Vanessa Turnbull-Roberts is a proud Bundjalung Widubul-Wiabul Woman who is a Human Rights advocate, author, writer and has acquired a Law and Social work degree whilst completing her First-class honour thesis at the University of New South Wales.
In 2023 Vanessa was appointed as the ACT’s inaugural Aboriginal and Torres Strait Islander Children and Young People Commissioner. In this role, she will work to protect and promote the rights, interests and wellbeing of Aboriginal and Torres Strait Islander children and young people in the ACT, both individually and at a systemic level.
Vanessa is also a recipient of the Australian Human Rights Medal, awarded by the Australian Human Rights Commissioner, in 2019 where her acceptance speech gained global recognition and response. She has also been named as one of 10 Changemakers standing and showing up for a better future by Women’s Agenda and selected in the Power Generation: emerging Indigenous leaders on overcoming adversity.
Vanessa is an activist, lawyer, writer and a researcher at the University of Technology dedicating her work to decolonisation and empowering Indigenous self-determination and Justice for First Nations people and children both in Australia and globally. She is also currently writing her first book Long Yarn Shot which tells her story, and identifies the history of Australia, whilst inviting the people to come and learn together.
Vanessa regularly leads protests, and ensures the messaging and voices of Black Lives Matter are amplified. She continues to commit her work to end discrimination and, ensure the rights of Indigenous people are heard. Vanessa actively shares the power of intersectionality and recognises the importance of gender and diversity, Indigenous People, and Human Rights. Vanessa has represented Australia on the international scale, where she was asked to attend Lebanon for the global convention and human rights.
Vanessa has spoken at a variety of events, including After-Hours hosted by the NSW Art Gallery, All About Women at the Sydney Opera House, The Sydney Writers Festival, Ngalu Warrawi (We Stand Strong) Australian Museum and others. In these presentations , Vanessa invites audiences to engage with truth-telling as she demonstrates her love for humanity, how we come together, how we can show up and re-imagine a better world with practice.
Vanessa has written for the Guardian, Indigenous X, Junkie, and Victoria’s Women Trust.
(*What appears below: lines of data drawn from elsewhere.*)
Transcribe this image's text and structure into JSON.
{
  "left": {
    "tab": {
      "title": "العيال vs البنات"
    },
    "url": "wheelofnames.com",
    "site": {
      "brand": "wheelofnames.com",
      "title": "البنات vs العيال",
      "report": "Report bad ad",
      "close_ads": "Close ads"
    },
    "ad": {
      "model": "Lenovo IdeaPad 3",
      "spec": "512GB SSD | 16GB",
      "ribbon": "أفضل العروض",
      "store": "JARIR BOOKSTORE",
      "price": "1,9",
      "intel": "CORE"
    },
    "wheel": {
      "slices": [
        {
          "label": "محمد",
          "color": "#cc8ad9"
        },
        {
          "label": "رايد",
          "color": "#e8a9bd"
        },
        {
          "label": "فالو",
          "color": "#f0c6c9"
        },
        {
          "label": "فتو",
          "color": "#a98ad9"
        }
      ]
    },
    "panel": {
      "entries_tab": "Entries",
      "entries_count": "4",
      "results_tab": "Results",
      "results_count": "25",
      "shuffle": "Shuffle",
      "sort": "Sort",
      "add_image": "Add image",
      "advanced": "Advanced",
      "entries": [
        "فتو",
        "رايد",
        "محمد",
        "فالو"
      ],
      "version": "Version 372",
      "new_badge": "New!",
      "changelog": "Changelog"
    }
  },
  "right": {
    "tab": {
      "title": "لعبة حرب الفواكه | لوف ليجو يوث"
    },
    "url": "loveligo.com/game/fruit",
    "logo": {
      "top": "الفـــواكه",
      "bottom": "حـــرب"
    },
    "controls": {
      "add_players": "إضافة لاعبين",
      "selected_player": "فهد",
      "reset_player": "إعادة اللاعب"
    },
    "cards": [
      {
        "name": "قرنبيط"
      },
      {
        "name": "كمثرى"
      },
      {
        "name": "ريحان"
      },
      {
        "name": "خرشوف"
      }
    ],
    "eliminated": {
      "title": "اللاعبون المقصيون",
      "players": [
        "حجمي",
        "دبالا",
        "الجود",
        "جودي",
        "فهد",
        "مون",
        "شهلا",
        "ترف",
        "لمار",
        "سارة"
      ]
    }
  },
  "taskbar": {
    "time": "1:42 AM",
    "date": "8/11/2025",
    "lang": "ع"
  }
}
She is a regular media contributor and advisor to different political parties regarding issues affecting Indigenous people and Children.
Vanessa is a survivor of Out of Home Care and uses her experience and truth to share with people the importance of human rights, children’s rights and creating a better world. Vanessa was forcibly removed at the age of 10.5 by the department and uses her survival experiences and truth to navigate change. Vanessa’s critical thinking allows for a new perspective of inspiration and action.
Vanessa has had numerous experiences throughout the fields of children and young people and has dedicated most of her life towards the movement and freedom for justice, empowering First Nations self-determination and ensuring Children’s voices are heard and represented.
It is even possible? In this presentation Vanessa Turnbull-Roberts, a proud Bundjalung Widubul-Wiabul woman, invites audiences to learn how to do this, and how to show up. Vanessa stresses thatthe onus is on us to demand change and that we have a responsibility and must not choose silence’. Vanessa Turnbull-Roberts is known, for bringing the people together, where she brings thousands in numbers for protest, influences a whole room when she speaks, and continues to demonstrate what leadership really means, and how do we create a better world.
Reimaging a Better World
Reimaging a Better World
- You will be equipped with the skills and knowledge to identify ways to support the rights and wellbeing of First Nations people
- The audience will walk away with resilience, strength and inspiration, listening and learning with a survivor who has done all she can to be in this very position.
- Recognisee your contribution, and understand ways in which your organisation, company and community can gain greater knowledge and insight into re-imaging a better world that places values, ethics and justice at the frontline for change.
- Have the opportunity to listen and share with an individual who has both lived and professional experience and qualifications.
- The rights and wellbeing of children’s rights, Indigenous rights and human rights.
- Motivated to create and practice a better world in your everyday life. Understanding that our skill sets are all unique, but together play a crucial role to demanding justice.
Who this is for:
- Organisations / companies with social and corporate responsibility ethics and those wanting to identify ways to improve their workplace with ethical values and standards
- Human Rights Events and Organisation
- Organisations looking to centre Indigenous / First Nations Voices and perspectives on the History of Australia, the impact of history and understanding truth-telling.
- Future women and intersectional events
- Organisations looking for intersectional perspectives on Diversity and Inclusion, Cultural Competency and building safe spaces for First Nations, LGBTQIA+ and other underrepresented groups.
Vanessa Turnbull-Roberts, winner of the 2019 Young People's Human Rights MedalReceiving her award, Young People’s Human Rights Medal Winner Vanessa Turnbull-Roberts said, “The system does not work for our kids who are incarcerated - my mind and my spirit can't help but think of those young people that aren't here right now. “I ask that every single person assess your privilege and show up on the front line. We need to amplify those voices and we need to raise those voices.”